The dry crumbly ex-potato ground was raked level with a metal rake, trodden to remove any hollow patches that will sink over winter and then raked again to make the soil perfectly smooth and level. This is easy work when the soil is dry and light to work.  

Over-wintered crops are grown through black plastic mulching sheets to prevent those winter weeds that are so hard to hoe.  For good results the sheet must lie tight against the soil, the soil must be very level and be firm enough to securely hold the sets and seeds, but not compact and inpenetrable to roots.  I think that I have got a good result this year and look forward to planting onion sets soon. 

As usual a weekly 'weed patrol'  round the plot yielded six bucketfuls of weeds found lurking in crops and beneath bushes, but with every patrol the plot gets cleaner and cleaner.  And with ground becoming free of crops the weeding becomes easier and easier. 

Harvesting continues as usual with a great surplus of French beans and courgettes. Courgette ‘Lunga Fiorintino' has superb texture and flavour and has taken over from the spent ‘El Greco' and ‘Ibrida' sowings for the early autumn crop.  

Dwarf French bean 'Purple Cropper Teepee' is being picked, but with the end of the season in sight the plants are pulled up and stripped making harvesting quick and easy.  Climbing french bean 'Goldfield with big, flat tender, well-flavoured yellow pods is especially valuable.  Its yield is not as good as climbing purple beans that it has succeeded but the quality is superb. 

A second flush of cucumbers was picked, useful, if belated crops of ‘Ferline' beefsteak tomatoes were gathered, more peppers plucked and sweetcorn picked as well. The sweetcorn is incredibly delicious now.  

These late summer vegetables are forming the basis of successive fresh vegetable pasta dishes with my over-wintered garlic and onions and plenty of fresh basil.  With such an abundance of ingredients I like to make vegetable lasagne as the best way of freezing the late summer surplus. 

Most of the squashes have now been collected and taken home to safety after squirrels ruined my best pumpkin by tunnelling inside to eat the seeds.  They look very attractive arranged on my patio.  At the moment there is an embarrassment of crops maturing with the autumn cabbages, celery, leeks and turnips ready to cut but with cooler, moister, duller weather forecast I am hoping they will hold in good condition.

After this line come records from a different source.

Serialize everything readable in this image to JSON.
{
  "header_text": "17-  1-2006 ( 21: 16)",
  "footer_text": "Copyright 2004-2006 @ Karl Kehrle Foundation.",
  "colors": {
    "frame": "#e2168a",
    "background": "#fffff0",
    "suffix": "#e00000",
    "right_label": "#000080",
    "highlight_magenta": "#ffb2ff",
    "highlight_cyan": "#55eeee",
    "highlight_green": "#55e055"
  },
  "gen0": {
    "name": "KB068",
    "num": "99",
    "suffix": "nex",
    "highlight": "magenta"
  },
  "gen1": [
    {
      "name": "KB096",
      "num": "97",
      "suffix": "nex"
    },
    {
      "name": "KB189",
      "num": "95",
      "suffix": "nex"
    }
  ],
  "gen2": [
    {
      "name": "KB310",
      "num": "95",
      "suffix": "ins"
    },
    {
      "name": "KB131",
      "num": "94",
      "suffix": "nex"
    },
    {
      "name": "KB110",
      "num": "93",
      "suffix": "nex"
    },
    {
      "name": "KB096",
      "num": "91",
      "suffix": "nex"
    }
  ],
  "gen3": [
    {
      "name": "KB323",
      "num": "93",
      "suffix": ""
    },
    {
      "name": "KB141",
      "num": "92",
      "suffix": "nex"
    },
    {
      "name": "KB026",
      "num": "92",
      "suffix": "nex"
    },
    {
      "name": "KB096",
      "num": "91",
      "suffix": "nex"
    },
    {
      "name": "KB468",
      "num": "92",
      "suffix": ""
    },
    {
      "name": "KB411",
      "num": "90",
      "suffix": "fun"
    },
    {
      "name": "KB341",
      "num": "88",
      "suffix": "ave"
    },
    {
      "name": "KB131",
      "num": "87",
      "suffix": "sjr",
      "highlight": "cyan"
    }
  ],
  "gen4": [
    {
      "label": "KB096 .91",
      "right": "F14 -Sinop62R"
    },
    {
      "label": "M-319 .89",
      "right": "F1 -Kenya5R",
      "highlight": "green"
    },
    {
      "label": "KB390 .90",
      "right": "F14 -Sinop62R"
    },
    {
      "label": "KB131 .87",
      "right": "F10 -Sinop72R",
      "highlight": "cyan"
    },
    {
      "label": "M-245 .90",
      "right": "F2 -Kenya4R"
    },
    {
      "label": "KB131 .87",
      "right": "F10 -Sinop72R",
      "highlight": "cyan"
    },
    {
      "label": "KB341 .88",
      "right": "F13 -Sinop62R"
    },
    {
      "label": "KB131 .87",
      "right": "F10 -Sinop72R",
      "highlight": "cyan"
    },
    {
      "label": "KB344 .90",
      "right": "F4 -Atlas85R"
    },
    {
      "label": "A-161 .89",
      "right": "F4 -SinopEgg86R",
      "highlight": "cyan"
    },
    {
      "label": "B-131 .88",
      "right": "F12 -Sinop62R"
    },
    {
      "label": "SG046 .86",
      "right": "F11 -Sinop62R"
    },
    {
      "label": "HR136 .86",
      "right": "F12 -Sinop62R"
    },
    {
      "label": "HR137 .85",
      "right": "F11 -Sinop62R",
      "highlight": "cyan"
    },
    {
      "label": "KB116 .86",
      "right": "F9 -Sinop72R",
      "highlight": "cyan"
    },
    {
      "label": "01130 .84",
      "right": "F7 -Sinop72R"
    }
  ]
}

Faraway said:

I've found this blog informative and interesting, please keep them going!

on 23 Sep 2007 at 06:14 AM

Guy Barter said:

Thank you, Faraway.  Your encouragement is appreciated and I intends to keep going although with winter approaching I might run out of things to say!

Spud Grubber

on 24 Sep 2007 at 09:18 PM